Skip to main content

Curtin Professor finds dietary key in preventing Alzheimer’s

News story

Watching what you eat has never been more important in light of new research linking fat intake and brain disease.

Curtin Professor John Mamo found a diet high in saturated fats can significantly increase the likelihood of a person developing Alzheimer’s disease.

Professor John Mamo, the National Director of the Australian Technology Network’s Centre for Metabolic Fitness at Curtin, said reducing saturated fat consumption can help prevent, manage and maybe even reverse the affects of Alzheimer’s.

‘At an individual level, if you could avoid or remove environmental neural toxins, prevention and healing can occur, it can switch the body from insult to repair,’ Professor Mamo said.

Research found saturated fats damaged the lining of blood vessel walls and caused a leakage of unwanted substances into the brain.
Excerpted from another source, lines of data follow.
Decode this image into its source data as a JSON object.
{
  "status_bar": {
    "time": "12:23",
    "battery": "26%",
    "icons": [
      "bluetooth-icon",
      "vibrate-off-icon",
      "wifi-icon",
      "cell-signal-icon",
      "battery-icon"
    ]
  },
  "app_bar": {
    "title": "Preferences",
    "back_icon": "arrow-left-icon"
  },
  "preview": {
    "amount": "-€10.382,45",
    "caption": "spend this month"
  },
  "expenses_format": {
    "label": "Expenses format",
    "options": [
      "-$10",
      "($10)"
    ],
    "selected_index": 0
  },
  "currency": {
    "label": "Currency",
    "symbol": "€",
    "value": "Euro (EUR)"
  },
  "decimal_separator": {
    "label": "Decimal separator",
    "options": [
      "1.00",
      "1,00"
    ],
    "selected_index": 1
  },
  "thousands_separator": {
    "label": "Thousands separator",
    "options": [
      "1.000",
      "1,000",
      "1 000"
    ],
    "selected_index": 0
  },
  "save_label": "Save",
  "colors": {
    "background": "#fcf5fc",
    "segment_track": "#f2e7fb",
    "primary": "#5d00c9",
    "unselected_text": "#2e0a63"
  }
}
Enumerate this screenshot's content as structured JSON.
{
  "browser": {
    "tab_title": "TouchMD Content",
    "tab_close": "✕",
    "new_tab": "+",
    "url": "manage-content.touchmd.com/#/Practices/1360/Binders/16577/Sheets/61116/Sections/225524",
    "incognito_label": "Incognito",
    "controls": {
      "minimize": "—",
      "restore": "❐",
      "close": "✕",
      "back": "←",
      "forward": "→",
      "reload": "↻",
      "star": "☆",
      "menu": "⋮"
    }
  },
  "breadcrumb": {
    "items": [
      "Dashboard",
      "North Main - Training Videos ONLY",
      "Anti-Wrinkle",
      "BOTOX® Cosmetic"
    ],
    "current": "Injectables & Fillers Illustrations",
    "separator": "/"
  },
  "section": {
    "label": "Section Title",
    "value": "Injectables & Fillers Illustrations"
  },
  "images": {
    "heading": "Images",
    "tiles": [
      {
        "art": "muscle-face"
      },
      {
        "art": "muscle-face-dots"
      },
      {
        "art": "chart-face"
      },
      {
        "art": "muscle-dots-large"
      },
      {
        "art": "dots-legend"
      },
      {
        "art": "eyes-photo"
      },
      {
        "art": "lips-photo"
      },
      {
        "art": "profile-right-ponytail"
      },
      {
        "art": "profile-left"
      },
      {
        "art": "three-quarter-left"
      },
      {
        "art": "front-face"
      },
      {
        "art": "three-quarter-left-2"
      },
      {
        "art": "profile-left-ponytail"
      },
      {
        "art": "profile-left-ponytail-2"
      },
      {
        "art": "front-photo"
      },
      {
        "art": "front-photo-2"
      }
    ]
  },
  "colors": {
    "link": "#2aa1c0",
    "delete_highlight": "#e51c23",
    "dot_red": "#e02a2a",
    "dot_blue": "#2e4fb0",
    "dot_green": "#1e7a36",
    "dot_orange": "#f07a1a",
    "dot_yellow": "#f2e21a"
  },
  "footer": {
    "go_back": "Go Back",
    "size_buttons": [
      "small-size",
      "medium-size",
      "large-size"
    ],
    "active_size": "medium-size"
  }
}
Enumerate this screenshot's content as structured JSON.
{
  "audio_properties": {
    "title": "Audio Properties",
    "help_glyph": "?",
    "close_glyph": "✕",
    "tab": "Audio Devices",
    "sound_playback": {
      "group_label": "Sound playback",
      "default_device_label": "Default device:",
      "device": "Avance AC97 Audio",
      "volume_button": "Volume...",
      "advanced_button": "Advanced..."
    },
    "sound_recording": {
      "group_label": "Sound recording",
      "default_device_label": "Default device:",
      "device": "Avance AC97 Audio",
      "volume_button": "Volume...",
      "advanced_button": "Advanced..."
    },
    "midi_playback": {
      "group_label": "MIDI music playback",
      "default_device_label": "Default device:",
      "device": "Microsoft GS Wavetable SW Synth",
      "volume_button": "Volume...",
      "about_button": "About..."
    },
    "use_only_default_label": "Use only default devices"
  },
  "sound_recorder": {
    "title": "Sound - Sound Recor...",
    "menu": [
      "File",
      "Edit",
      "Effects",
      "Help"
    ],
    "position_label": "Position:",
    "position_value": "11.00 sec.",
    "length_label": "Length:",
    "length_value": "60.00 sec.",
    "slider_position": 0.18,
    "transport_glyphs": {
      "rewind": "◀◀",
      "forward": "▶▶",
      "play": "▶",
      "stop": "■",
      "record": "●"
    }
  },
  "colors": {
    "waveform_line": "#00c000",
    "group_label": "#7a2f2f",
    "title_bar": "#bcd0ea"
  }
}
‘The blood vessel wall acts like a barrier, it is very selective and only lets in certain nutrients into the brain,’ he said.

‘We found that a diet high in saturated fats caused this barrier to be damaged, allowing proteins like amyloid, not normally allowed in the brain, to leak through’

‘Amyloid deposits in the brain lead to inflammation and cell death, and this is what causes Alzheimer’s.’

Professor Mamo said research into Alzheimer’s so far has been palliative and more needs to be done.

‘I think sometimes we treat Alzheimer’s like terminal cancer and that’s not sufficient,’ he said.

‘We to be more aggressive, we can do things using drugs and diet, we need to be more helpful.’

While the importance of diet is well established in other areas of disease such as cardiovascular disease, Professor Mamo’s work is a breakthrough for neurology.

‘There have also been some interesting observations on the role of diet and nutrition in other brain disorders such as Parkinson’s, epilepsy and Multiple Sclerosis,’ he said.

‘Although the linkage is difficult to explain as yet, it is an area that is being explored.’

The research paper will be published by the British Journal of Nutrition later this year.

Your comment

Your email address will not be published.

This site uses Akismet to reduce spam. Learn how your comment data is processed.